The 10 a.m. hearing at Rock Hill Municipal Court, expected to draw a national audience, will be broadcast on networks across the United States.
Finney, the first black justice on the State Supreme Court, was the lawyer for the protesters from all-black Friendship Junior College who were arrested Jan. 31, 1961, for sitting down to eat at a whites-only lunch counter at McCrory’s on Main Street in downtown Rock Hill.
In a new court filing that is part of the historic overturning of the case, Finney described the segregation laws and customs that separated whites and blacks at that time in schools, restaurants and other public places as “repugnant” and “inconsistent with any notion of equality.”

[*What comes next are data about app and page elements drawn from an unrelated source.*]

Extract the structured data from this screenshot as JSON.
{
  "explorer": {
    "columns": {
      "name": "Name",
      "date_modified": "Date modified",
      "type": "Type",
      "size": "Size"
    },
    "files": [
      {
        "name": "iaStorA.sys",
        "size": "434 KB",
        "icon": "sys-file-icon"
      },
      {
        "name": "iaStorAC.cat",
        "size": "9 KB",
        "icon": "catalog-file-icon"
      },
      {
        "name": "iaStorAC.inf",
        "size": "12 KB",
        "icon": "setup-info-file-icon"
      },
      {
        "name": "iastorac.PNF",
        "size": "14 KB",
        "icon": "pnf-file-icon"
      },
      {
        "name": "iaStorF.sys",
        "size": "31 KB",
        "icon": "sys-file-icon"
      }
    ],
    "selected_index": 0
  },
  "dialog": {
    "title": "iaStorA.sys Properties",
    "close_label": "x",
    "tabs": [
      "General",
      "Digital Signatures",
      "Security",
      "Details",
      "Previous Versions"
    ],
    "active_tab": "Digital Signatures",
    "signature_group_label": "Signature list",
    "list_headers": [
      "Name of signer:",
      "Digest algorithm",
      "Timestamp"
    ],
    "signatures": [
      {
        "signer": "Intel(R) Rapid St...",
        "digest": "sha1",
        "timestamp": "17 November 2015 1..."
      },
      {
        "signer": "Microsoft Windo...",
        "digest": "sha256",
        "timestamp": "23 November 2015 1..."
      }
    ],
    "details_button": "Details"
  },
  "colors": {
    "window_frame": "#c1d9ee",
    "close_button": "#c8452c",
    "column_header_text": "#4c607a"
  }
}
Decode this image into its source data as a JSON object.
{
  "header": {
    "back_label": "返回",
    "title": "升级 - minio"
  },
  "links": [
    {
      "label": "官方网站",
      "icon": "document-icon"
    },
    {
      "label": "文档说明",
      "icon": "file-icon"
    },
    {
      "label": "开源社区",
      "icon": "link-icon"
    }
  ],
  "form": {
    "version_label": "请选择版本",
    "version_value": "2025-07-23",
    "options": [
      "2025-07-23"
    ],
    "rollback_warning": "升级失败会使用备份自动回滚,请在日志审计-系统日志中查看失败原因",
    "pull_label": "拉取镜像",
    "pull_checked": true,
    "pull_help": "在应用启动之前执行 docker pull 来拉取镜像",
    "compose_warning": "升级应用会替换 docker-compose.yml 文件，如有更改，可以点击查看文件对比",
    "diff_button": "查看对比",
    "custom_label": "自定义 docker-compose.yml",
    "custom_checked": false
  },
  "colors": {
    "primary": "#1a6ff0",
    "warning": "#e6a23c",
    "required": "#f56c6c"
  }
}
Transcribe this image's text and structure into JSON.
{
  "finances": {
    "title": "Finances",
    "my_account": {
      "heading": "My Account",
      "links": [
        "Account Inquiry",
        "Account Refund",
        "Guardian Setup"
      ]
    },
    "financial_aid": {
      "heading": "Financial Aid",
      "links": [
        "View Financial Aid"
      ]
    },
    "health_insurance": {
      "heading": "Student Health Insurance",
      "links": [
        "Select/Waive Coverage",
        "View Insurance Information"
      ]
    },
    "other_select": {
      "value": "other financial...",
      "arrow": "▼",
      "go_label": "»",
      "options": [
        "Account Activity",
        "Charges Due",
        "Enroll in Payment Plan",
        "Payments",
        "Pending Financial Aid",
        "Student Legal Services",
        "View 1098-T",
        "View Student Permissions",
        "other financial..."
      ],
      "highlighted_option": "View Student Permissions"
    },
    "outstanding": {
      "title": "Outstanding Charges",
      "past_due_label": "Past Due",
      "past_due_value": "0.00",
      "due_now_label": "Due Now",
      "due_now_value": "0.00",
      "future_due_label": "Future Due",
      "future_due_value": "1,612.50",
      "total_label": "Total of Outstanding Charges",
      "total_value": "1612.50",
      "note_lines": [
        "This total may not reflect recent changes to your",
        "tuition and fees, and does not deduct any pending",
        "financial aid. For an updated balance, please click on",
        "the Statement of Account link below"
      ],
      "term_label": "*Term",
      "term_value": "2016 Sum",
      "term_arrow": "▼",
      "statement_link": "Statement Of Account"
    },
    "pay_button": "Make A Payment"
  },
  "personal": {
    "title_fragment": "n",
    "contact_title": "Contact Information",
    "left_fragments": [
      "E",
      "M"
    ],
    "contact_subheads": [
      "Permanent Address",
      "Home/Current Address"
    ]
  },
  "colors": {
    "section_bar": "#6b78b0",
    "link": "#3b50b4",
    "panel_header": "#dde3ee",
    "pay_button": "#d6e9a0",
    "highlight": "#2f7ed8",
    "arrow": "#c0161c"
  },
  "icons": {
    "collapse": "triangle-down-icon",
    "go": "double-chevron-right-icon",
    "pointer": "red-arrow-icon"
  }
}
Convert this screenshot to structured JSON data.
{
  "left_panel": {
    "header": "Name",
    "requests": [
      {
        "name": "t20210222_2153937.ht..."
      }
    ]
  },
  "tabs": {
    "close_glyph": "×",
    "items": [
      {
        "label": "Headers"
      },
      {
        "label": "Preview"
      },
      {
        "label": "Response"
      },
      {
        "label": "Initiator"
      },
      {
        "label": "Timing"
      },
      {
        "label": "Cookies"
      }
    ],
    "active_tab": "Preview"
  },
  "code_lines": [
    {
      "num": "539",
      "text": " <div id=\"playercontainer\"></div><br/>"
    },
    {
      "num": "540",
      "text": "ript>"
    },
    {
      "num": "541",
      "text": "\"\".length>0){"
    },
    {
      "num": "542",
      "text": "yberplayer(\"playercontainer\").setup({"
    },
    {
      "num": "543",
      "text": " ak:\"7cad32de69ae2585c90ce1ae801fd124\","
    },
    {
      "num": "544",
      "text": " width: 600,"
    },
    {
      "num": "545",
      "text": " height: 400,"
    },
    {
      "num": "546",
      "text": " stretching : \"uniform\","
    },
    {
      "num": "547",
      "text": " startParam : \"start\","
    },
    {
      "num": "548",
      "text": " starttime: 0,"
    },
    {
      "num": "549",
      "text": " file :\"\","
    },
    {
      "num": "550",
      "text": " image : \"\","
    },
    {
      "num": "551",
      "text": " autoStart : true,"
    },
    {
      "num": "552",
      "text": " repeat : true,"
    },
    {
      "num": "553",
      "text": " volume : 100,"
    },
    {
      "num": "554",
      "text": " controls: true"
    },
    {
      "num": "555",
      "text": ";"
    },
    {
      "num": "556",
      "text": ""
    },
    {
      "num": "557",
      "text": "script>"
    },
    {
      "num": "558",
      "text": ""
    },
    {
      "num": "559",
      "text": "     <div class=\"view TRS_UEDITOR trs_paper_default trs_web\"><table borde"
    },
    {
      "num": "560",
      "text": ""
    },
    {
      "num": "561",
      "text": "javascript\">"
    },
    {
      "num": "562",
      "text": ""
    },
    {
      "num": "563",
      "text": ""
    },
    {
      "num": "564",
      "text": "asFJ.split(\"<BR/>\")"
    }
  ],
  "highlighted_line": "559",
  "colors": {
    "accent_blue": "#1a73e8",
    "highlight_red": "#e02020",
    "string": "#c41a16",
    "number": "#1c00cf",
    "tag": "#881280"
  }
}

Nine Friendship students – David Williamson Jr., Willie T. “Dub” Massey, Clarence Graham, James Wells, Willie McCleod, Mack Workman, John Gaines, Charles Taylor and the late Robert McCullough, all Rock Hill natives – were arrested and convicted, along with civil rights organizer Thomas Gaither from Great Falls, who already had graduated from college.
They were given the choice of paying a $100 fine or spending 30 days in jail at hard labor.
Up to that point in the civil rights movement, protesters had paid their fines and gone home after being convicted.
But nine of the men arrested in Rock Hill that day chose instead to stay for a month at York County’s prison farm. That “Jail, No Bail” strategy reignited civil rights protests around the country.
Four black protesters from other states – Ruby Doris Smith, Diane Nash, Charles Sherrod and Charles Jones – came to Rock Hill shortly after the convictions in 1961. After their arrests, they chose to spend a month in jail to show their support for the Friendship Nine. They also will be exonerated in Wednesday’s hearing.
Sixteenth Circuit Solicitor Kevin Brackett will support Finney’s motion, and Circuit Court Judge John C. Hayes III – nephew of the original trial judge – will order that the convictions be vacated.